The demonstration follows the death of a fellow student, 16-year-old Luis Garcia, who was shot near the school in February and died earlier this week.

The walkout started around 8:00 a.m. Friday, and soon a large crowd moved down 16th Street towards the statehouse chanting “No more silence! End gun violence!” Many wore red in honor of Garcia and in support of gun control. When they reached the Capitol, students flooded the marble halls and crowded into the Senate gallery.

East High School junior Mateo Teller was one of Garcia’s teammates on the soccer team.

We're being forced to grow up so fast. Like, we're here. We're at the Capitol. We're talking to officials. This isn't normal. This shouldn't be the new normal. But we're here because we have to be here.
Mateo Teller, East High School junior

East High School’s chapter of Students Demand Action organized the demonstration. Students say they do not feel safe with the constant threat of gun violence, especially in the wake of Garcia’s shooting.

“We just really need something to happen,” said the group’s co-president Clara Taub, a sophomore. “We don't have a lot of power as students. But our voices are something that we do have, and people listen to us when thousands of us show up. It's just, right now, it's a scary time to be in high school, to be anywhere, to be in America, because you can get shot anywhere.”

A teenage girl poses for a portrait next to a column inside the Colorado state Capitol building. She is wearing a red shirt that says "Students Demand Action."
Lucas Brady Woods
East High School sophomore Clara Taub, pictured at the State Capitol on Friday, Mar. 3, 2023, is the co-president of the school's chapter of Students Demand Action, which organized the march.

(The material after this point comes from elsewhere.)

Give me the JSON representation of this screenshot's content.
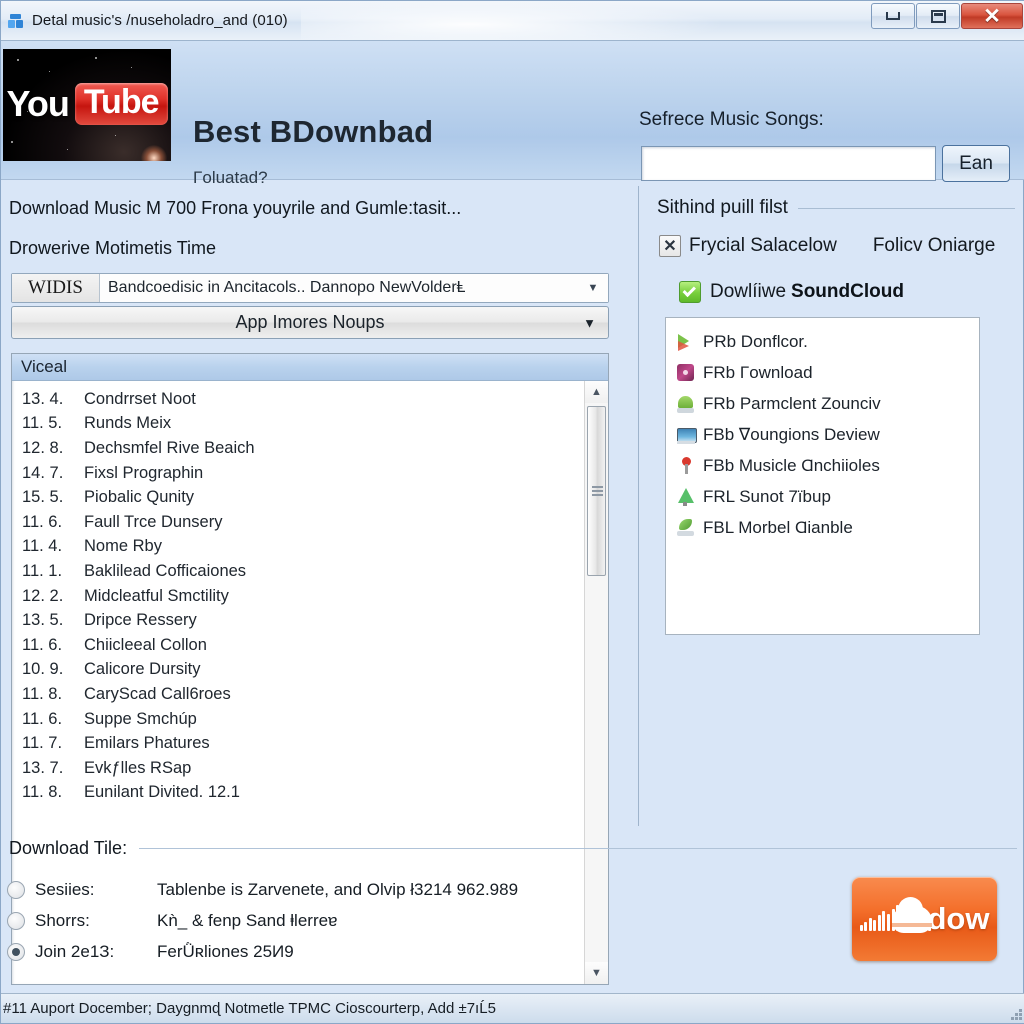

Taub called on lawmakers to pass current gun safety bills, especially House Bill 1219, which would impose waiting periods on firearm sales, and Senate Bill 168, which would allow victims of gun violence to sue gun stores and manufacturers.

Lawmakers are also considering Senate Bill 169, which would raise the minimum age to purchase firearms to 21, and Senate Bill 170, which would expand Colorado’s red flag gun laws, also called Extreme Risk Protection Orders, or ERPO laws.

All four bills are sponsored by Democrats. Republicans oppose them.

A number of lawmakers vowed to take action on Friday morning. Sen. Tom Sullivan, whose son was killed in the 2012 mass shooting at an Aurora movie theater, spoke from the Senate floor directly to the students gathered in the gallery above.

“Look to your friends that are on the right and left side of you. Hold onto them. Look to them for support,” said Sullivan. “And you stay with us, OK? You stay with us so that we can get this figured out. So that we can make sure, when your kids get to sit up there and come to work everyday, you’ll be with us. Because we need each and every one of you here. Never forget that.”

Lawmakers on the floor of the Colorado state Capitol look up in the gallery, which is filled with student protestors.
Lucas Brady Woods
Sen. Tom Sullivan, who lost his son in the 2012 mass shooting at an Aurora movie theater, speaks to East High School students gathered in the Senate chamber on Friday, Mar. 3, 2023.

Members of gun safety organization Moms Demand Action were also at the Capitol supporting the students. They were also there to participate in the group’s Advocacy Day and discuss gun control legislation with lawmakers.

Colorado saw 13 mass shootings last year, according to the Gun Violence Archive, including the attack on Club Q in Colorado Springs that killed five people. There have already been three mass shootings this year.

Last month, a series of false reports of school shootings prompted Boulder High School and several other Colorado schools to go into lockdown.

I’m the Statehouse Reporter at KUNC, which means I help make sense of the latest developments at the Colorado State Capitol. I cover the legislature, the governor, and government agencies.